6.5 - Major Biomes
Biome is a term used to classify the Earth’s major ecosystems. A biome is defined primarily by the climate and predominant vegetation of a region. The flora and fauna occurring within a specific Biome reflects the adaptations of those organisms to that particular environment. The Major World Biomes map shown here is based upon the underlying properties of soil moisture and temperature regimes - which are largely determined by latitude, climate, topography, and upon the native vegetation that is adapted to these local conditions. The nature and extent of soil formation and development is closely associated with these local and regional conditions. Inferences about the active soil forming processes (Lesson 4.2) and/or the type and extent of rock and mineral weathering occurring (Lesson 2.1) at a particular location may be drawn from the knowledge of what biome that location is in. The influence of native vegetation on the amount, type, and distribution of organic materials within the soil, and of the organisms living in the soil may also be drawn from the Biome classification.
Basic Characteristics of World Biomes
- Tundra – Cold soil temperatures, with permafrost. Occurs at high latitudes (>60 degrees) and altitudes (alpine).
- Boreal – a climate of short summers and harsh winters. Mainly coniferous vegetation.
- Temperate – mid-latitude zones ranging from ~ 40 to 65 degrees,deciduous forest vegetation where precipitation is sufficient (>750 mm).
- Mediterranean – occur in latitudes from 30 to 45 degrees. Mild, wet winters, warm-hot dry summers.
- Desert – arid climate with low precipitation (< 250 mm/year) and high evaporation.
- Tropical – refers to latitudes from ~ 5 to 35 degrees. Warm temperatures year-round, with distinct wet and dry seasons (e.g. Monsoons).
- Humid – a climate where average annual precipitation exceeds the amount of evaporation.

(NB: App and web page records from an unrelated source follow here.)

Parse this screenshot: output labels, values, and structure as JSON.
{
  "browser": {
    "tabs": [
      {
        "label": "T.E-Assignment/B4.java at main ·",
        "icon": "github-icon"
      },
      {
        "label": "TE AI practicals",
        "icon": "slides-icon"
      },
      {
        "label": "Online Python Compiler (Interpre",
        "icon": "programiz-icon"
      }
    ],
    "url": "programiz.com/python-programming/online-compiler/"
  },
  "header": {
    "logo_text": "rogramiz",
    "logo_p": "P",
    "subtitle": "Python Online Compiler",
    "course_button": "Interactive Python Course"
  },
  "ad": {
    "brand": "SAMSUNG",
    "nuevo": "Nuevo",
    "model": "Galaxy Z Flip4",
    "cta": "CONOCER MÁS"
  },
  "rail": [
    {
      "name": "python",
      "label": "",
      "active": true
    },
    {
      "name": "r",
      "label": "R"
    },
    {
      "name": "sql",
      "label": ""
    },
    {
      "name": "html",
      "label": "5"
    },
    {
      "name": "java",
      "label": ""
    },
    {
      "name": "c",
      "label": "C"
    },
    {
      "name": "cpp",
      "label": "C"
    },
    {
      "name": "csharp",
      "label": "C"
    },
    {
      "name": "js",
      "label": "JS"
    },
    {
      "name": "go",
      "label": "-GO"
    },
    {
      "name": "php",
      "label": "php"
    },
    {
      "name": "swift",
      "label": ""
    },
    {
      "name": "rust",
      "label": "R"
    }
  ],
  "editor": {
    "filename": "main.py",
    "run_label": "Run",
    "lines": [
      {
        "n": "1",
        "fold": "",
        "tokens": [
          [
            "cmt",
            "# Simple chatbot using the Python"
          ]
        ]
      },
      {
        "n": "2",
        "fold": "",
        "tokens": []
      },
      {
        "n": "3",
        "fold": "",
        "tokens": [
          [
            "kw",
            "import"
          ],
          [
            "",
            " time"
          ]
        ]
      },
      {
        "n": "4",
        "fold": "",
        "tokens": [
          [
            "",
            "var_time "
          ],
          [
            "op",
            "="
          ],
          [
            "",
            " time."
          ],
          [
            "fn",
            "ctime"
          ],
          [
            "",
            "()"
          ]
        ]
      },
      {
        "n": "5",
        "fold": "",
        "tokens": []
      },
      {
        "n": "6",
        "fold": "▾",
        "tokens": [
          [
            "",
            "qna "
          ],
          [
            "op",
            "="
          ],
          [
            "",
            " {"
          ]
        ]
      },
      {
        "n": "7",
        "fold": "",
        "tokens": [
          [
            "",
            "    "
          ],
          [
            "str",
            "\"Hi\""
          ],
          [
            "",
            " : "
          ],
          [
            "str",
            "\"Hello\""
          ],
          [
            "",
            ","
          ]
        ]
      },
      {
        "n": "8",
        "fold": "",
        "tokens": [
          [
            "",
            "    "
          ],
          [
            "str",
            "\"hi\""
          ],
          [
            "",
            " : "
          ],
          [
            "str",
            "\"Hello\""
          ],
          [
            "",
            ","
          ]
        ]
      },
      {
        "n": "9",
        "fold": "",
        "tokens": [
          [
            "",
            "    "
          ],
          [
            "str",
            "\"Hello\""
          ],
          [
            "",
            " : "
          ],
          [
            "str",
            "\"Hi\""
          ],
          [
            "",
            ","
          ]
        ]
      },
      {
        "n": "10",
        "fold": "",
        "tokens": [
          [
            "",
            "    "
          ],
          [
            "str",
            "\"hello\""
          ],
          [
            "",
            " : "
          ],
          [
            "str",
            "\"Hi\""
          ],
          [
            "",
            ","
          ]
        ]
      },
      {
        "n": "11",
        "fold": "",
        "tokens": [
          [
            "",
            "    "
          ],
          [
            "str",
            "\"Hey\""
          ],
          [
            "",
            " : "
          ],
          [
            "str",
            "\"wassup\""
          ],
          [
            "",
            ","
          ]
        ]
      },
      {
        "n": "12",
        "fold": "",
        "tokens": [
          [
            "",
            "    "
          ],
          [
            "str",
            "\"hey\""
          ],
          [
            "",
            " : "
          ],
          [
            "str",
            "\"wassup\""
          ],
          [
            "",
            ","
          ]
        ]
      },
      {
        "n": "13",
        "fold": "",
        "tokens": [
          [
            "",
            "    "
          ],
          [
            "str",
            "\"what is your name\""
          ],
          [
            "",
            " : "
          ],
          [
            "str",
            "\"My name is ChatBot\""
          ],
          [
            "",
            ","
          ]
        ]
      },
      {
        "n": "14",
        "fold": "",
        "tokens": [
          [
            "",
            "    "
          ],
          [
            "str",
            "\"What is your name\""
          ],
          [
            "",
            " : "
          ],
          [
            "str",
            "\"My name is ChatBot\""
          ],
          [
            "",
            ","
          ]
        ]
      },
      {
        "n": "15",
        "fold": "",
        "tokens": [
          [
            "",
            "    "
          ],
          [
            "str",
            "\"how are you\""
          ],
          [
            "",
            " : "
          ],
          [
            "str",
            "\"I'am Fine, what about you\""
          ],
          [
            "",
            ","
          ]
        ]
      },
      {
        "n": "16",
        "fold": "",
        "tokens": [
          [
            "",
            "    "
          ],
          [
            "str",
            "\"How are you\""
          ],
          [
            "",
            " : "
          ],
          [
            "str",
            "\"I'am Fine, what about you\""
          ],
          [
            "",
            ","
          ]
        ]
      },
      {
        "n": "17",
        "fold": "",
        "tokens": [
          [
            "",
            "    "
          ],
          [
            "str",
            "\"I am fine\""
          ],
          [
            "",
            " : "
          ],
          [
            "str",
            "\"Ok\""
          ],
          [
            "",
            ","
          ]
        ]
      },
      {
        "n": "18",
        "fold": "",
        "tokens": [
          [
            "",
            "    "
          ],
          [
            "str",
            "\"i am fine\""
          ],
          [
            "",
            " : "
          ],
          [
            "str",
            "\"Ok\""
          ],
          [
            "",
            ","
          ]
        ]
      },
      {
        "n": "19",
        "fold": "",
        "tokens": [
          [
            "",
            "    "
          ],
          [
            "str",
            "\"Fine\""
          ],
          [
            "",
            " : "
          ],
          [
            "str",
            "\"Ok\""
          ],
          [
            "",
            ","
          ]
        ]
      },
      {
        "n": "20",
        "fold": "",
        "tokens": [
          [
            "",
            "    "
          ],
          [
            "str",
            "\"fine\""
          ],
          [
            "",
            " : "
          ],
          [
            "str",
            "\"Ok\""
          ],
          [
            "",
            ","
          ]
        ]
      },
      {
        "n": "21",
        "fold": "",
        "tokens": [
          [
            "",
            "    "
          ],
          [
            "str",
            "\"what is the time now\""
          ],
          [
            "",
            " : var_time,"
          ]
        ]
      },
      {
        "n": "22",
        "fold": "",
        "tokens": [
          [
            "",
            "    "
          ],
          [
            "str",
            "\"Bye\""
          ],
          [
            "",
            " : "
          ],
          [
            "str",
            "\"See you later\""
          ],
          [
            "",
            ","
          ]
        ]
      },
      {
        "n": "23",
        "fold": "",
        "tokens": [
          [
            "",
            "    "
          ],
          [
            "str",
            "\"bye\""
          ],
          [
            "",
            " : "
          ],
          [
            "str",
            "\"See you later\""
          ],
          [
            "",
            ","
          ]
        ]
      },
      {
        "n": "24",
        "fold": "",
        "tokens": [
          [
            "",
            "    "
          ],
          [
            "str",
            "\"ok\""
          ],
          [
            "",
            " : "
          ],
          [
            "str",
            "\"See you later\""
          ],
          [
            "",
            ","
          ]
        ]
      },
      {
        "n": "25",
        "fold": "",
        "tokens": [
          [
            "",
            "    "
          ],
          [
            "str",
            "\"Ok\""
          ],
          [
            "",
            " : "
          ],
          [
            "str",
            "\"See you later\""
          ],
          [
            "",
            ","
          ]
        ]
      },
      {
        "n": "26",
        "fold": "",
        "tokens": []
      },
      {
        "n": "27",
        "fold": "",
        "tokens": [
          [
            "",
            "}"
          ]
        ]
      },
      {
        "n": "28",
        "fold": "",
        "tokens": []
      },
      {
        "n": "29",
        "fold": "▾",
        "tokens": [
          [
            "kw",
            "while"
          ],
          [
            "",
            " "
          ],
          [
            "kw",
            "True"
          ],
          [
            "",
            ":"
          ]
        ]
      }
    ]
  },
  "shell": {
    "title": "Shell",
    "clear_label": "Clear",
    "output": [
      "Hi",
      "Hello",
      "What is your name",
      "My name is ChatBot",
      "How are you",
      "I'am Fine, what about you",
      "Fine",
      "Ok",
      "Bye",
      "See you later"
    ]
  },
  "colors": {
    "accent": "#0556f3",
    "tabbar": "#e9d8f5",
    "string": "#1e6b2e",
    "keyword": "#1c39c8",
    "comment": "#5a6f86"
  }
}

- Semi-Arid – Average precipitation of 250 to 500 mm annually.
- Permafrost – a layer of soil that remains frozen year-round.